No less than 500 new species of cichlids, brightly coloured perch-like fish, evolved in Lake Victoria (East Africa) over the past 15,000 years – a record in the animal and plant world. This evolutionary puzzle has now been solved by scientists from Eawag and Bern University. Read more

Fig. 1: Cyanobacterial bloom: the proliferation of cyanobacteria can produce allergic reactions in humans and animals. Pictured here: the Zwischenahner Meer, a lake in Lower Saxony (Germany). Photo: Peter Duddek, Visum
December 15, 2016

In the past, Lakes Zurich and Greifen have repeatedly been affected by blooms of potentially toxic cyanobacteria. This was confirmed by an analysis of sedimentary DNA carried out by Eawag scientists. Read more

Source: ZHAW, Andi Hofstetter
November 17, 2016

The residual flow in the Sarine River is insufficient to maintain its dynamic flow. Research is currently being carried out as part of the “Energy Turnaround” National Research Programme (NRP 70), to ascertain whether hydropower can be made more environmentally friendly through controlled experimental flooding. The first experimental flood event has taken place, and researchers are now analysing all the data and records that have been collected. Read more

Fig. 1: The section of the Linth Canal at Benken (Canton of St Gallen) restored as part of the “Linth 2000” flood protection project is popular with swimmers. But how does nature benefit from river enhancement? (Photo: Markus Forte/Ex-Press/FOEN)
November 3, 2016

Stream and river restoration measures may be showcase projects for conservationists, but – in the absence of systematic monitoring – it is often unclear what benefits they provide for ecosystems. Read more

Fig. 1: Gammarus alpinus preserved in alcohol: the distinctive morphological features of this amphipod species are only apparent under the microscope. (Photo: Roman Alther)
September 8, 2016

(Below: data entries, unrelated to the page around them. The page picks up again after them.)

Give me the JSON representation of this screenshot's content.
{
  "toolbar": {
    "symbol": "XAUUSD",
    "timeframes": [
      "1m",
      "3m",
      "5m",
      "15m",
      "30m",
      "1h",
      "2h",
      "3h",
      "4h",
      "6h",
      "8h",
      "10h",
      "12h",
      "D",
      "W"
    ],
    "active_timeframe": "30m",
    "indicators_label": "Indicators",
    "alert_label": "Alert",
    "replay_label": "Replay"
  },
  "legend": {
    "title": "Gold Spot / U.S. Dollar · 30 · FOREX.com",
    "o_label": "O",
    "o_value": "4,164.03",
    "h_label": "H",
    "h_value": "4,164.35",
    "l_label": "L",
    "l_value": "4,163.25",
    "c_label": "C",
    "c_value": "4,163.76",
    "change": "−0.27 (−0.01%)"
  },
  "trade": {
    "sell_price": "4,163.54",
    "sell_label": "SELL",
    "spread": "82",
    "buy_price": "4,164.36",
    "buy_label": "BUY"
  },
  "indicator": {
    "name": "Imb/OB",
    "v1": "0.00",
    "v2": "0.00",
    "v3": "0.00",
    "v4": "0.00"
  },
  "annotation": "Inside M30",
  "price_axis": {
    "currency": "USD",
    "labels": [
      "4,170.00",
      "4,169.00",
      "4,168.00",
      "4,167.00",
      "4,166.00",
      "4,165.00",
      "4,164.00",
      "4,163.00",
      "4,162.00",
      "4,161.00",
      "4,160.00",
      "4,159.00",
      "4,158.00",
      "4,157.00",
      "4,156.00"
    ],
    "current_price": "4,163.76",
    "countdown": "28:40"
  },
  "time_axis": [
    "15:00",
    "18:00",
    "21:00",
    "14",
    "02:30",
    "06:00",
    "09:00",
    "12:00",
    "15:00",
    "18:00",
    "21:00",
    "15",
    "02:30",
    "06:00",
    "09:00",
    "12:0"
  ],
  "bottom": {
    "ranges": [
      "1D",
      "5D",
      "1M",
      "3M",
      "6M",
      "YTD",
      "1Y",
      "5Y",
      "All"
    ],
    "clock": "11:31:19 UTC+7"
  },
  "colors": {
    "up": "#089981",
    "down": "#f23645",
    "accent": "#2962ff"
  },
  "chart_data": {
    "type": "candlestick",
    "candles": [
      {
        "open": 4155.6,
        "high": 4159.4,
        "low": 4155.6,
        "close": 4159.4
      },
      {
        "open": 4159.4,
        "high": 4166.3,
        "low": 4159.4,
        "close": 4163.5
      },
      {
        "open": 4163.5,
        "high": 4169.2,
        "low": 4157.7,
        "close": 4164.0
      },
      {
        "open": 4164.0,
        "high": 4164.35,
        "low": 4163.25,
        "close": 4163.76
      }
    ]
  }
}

Biologists at Eawag have described a new amphipod species which is endemic to the Alps. While alpine lakes provide relatively undisturbed habitats for Gammarus alpinus, this species is being displaced by an invasive amphipod in Lake Constance. Read more

Scientist looking in the lake with an aquascope. Photo: Eawag, Aldo Todaro
September 6, 2016

Lakes are major ecosystems. Their secrets have been investigated in Switzerland for more than 100 years. Nonetheless, scientists and their partners at the federal and cantonal specialist departments can still be surprised. For example, a fish in Lake Constance that had been declared extinct, or the results of Roman forest clearing around Lake Murten or concentrated antibiotic-resistant genes in the vicinity of wastewater discharges in Lake Geneva. Read more

Bailed sample for DNA analysis (Photo: Eawag)
August 30, 2016

“We should soon be able to monitor biodiversity just as we can now assess water chemistry,” says Florian Altermatt of the Aquatic Ecology department. Genetic material is known to be continuously released into the environment (eDNA) – e.g. in faeces or skin cells – and the biologists now demonstrated the practicability of this approach. In one litre water from the Glatt river (Canton Zurich), they identified numerous species ranging from the mayfly to the beaver. The method can be automated. Read more

Ole Seehausen has been researching the speciation of the cichlid for 25 years.
August 11, 2016

Ole Seehausen, Head of the Department of Fish Ecology and Evolution at Eawag in Kastanienbaum and Professor of Aquatic Ecology at the University of Bern has been awarded the “Kilham Memorial Award” by the International Society of Limnology (SIL). Last week, at the 33rd SIL Congress, he gave the Kilham Memorial Lecture in Turin. Read more